(Records drawn from a dataset)
#####

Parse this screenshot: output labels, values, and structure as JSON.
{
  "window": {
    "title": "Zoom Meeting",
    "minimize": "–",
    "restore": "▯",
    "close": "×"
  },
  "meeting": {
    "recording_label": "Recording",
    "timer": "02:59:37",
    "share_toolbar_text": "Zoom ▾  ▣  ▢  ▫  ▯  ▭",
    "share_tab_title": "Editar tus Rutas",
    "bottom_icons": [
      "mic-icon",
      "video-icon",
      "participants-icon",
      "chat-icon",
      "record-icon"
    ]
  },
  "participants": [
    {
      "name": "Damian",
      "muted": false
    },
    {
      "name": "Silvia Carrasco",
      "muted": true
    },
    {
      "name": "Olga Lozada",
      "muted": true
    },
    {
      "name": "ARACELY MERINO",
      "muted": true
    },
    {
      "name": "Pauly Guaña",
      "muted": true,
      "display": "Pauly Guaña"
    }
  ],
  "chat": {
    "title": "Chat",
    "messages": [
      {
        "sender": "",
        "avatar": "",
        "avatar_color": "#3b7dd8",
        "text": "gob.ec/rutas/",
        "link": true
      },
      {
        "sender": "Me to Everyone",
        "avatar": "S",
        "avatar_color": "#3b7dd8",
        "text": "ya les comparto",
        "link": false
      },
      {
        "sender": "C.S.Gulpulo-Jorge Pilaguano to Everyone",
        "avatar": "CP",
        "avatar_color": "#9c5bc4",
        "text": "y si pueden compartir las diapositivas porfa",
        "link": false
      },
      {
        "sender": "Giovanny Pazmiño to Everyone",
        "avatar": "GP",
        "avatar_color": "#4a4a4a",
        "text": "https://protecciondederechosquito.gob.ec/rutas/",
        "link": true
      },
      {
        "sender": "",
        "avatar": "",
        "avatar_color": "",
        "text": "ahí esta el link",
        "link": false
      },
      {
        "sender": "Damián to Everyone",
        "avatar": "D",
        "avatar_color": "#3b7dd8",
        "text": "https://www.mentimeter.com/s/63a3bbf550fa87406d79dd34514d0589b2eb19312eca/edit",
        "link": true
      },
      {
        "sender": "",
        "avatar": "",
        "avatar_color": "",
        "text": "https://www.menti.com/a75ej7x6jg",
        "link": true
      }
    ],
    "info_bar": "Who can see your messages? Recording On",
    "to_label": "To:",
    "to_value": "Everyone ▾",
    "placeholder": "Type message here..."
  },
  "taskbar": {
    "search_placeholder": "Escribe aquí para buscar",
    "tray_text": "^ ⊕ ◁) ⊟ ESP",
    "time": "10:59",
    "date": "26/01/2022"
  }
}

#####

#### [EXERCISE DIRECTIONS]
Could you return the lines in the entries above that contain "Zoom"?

#### [OUTPUT FOR THIS EXERCISE]
    "title": "Zoom Meeting",
    "share_toolbar_text": "Zoom ▾  ▣  ▢  ▫  ▯  ▭",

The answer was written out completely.